When traveling, take frequent breaks to stretch your legs. When on a plane, stand or walk occasionally. If you're traveling by car, stop every hour or so and walk around. If you can't walk, do lower leg exercises. Raise and lower your heels while keeping your toes on the floor. Then raise your toes while keeping your heels on the floor.
To diagnose DVT, your health care provider will do a physical exam and ask questions about your symptoms. The provider will check the legs for swelling, tenderness or changes in skin color.
The tests you have depend on whether your provider thinks you are at a low or a high risk of DVT.
Tests used to diagnose or rule out DVT include:
There are three main goals to DVT treatment.
DVT treatment options include:
Blood thinners. These medicines, also called anticoagulants, help prevent blood clots from getting bigger. Blood thinners reduce the risk of developing more clots.

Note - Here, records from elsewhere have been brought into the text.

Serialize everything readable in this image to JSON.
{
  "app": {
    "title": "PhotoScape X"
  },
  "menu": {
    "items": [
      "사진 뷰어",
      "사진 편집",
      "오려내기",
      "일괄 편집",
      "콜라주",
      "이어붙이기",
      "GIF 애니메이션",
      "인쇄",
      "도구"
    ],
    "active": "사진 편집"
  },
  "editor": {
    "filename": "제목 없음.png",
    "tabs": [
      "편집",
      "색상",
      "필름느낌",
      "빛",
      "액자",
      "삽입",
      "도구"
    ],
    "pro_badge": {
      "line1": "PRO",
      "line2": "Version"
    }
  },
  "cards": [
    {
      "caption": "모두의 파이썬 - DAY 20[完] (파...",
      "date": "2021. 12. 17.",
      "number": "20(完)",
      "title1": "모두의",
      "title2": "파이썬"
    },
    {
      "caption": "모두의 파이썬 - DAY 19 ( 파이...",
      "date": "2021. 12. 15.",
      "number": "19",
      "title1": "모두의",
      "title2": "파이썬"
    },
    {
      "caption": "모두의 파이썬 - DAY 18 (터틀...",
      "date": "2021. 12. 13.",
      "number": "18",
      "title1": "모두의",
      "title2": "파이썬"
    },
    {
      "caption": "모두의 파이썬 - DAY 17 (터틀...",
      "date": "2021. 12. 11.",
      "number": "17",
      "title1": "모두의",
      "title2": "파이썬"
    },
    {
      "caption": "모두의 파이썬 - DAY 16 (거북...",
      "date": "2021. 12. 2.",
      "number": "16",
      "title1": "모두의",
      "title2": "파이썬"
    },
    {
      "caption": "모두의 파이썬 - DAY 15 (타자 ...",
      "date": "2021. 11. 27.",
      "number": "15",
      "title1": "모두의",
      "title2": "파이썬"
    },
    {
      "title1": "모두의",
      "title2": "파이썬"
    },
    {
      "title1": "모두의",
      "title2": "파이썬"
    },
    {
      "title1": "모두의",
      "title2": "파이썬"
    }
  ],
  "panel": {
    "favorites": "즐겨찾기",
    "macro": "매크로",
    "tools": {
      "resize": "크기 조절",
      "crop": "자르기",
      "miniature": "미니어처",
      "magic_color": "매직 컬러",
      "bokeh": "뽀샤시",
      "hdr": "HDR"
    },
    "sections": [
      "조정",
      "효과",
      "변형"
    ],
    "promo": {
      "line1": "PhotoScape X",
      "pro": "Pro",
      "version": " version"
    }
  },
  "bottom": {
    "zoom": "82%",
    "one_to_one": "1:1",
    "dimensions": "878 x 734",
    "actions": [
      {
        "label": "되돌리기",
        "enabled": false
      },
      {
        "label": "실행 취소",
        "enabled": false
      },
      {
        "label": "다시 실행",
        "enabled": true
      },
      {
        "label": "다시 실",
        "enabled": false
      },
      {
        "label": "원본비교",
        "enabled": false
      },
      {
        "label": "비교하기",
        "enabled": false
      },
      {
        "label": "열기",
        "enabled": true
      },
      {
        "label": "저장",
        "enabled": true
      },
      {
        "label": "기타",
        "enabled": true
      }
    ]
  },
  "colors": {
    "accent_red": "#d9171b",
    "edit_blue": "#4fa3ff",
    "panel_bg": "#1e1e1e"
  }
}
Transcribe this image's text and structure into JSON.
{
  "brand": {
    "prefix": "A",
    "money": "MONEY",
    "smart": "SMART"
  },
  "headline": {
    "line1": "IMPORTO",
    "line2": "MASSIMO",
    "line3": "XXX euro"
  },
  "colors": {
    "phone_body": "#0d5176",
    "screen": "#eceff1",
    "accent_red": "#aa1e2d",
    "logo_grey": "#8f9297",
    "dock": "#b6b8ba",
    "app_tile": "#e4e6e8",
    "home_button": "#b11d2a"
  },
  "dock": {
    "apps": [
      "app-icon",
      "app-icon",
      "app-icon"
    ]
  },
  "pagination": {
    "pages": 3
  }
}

Blood thinners may be taken by mouth or given by IV or an injection under the skin. There are many different types of blood-thinning drugs used to treat DVT. Together, you and your health care provider will discuss their benefits and risks to determine the best one for you.
You might need to take blood thinner pills for three months or longer. It's important to take them exactly as prescribed to prevent serious side effects.
People who take a blood thinner called warfarin (Jantoven) need regular blood tests to monitor levels of the drug in the body. Certain blood-thinning medications are not safe to take during pregnancy.
Clot busters (thrombolytics). These drugs are used for more-serious types of DVT or PE, or if other medications aren't working.
Clot busters are given by IV or through a tube (catheter) placed directly into the clot. They can cause serious bleeding, so they're usually only used for people with severe blood clots.
Compression stockings, also called support stockings, press on the legs, improving blood flow. A stocking butler may help with putting on the stockings.
After DVT treatment, follow these tips to manage the condition and prevent complications or more blood clots:
DVT is considered a medical emergency. It's important to get treated quickly. If there's time before your appointment, here's some information to help you get ready.
Make a list of:
If possible, take a family member or friend with you to help you remember the information you're given.
For DVT, questions to ask your health care provider include:
Your health care provider is likely to ask you questions, such as: